Problem description:
Where the word "label" occurs in a line of the listing, please copy the line.

Material for this task:
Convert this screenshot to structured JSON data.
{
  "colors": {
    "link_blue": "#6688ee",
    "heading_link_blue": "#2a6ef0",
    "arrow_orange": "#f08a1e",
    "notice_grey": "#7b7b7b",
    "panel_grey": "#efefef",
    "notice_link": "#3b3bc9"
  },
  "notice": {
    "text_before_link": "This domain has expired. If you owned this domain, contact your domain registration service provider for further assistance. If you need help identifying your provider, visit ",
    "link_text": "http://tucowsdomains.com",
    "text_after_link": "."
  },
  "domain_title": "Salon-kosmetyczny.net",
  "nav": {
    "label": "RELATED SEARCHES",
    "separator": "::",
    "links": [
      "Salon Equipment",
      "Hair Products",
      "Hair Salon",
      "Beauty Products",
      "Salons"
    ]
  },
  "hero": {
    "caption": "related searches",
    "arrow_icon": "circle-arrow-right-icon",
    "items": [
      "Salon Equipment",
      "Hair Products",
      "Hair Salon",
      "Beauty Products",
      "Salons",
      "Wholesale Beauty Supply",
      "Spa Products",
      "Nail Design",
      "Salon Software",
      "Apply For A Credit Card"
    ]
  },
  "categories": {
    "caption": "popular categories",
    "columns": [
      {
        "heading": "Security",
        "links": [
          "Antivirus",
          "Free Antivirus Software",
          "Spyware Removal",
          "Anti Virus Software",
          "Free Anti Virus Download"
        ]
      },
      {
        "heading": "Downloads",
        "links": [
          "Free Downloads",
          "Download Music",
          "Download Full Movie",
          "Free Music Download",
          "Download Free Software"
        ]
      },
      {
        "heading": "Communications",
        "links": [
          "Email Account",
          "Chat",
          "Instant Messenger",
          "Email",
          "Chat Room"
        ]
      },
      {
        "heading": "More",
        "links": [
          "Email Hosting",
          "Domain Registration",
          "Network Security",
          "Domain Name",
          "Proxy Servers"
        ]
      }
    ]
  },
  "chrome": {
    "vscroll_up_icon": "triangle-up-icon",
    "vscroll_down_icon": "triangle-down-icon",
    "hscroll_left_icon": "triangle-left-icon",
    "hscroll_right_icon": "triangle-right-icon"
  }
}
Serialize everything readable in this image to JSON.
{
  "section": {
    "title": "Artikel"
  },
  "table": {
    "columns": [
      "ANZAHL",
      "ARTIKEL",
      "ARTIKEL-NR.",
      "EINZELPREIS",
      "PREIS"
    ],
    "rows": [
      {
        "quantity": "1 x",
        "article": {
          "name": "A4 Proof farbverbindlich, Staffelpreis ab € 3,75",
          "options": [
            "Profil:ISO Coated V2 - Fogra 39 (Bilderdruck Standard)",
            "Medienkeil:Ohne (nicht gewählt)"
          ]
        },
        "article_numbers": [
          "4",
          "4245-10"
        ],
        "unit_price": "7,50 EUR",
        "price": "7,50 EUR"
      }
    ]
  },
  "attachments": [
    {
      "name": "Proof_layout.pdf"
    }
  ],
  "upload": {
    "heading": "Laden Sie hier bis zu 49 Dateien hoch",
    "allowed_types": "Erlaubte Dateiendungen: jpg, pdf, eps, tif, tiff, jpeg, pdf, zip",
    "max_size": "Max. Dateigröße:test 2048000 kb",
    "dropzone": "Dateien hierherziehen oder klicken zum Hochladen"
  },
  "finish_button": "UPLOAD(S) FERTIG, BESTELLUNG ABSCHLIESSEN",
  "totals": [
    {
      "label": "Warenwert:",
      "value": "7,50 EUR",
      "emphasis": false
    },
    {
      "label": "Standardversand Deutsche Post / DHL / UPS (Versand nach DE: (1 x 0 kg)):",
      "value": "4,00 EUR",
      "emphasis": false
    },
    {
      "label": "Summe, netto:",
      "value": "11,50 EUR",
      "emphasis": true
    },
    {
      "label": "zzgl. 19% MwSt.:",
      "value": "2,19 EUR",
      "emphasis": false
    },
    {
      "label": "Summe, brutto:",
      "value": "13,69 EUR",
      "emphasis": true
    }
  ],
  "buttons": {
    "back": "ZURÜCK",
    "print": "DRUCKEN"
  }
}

Answer space:
    "label": "RELATED SEARCHES",
      "label": "Warenwert:",
      "label": "Standardversand Deutsche Post / DHL / UPS (Versand nach DE: (1 x 0 kg)):",
      "label": "Summe, netto:",
      "label": "zzgl. 19% MwSt.:",
      "label": "Summe, brutto:",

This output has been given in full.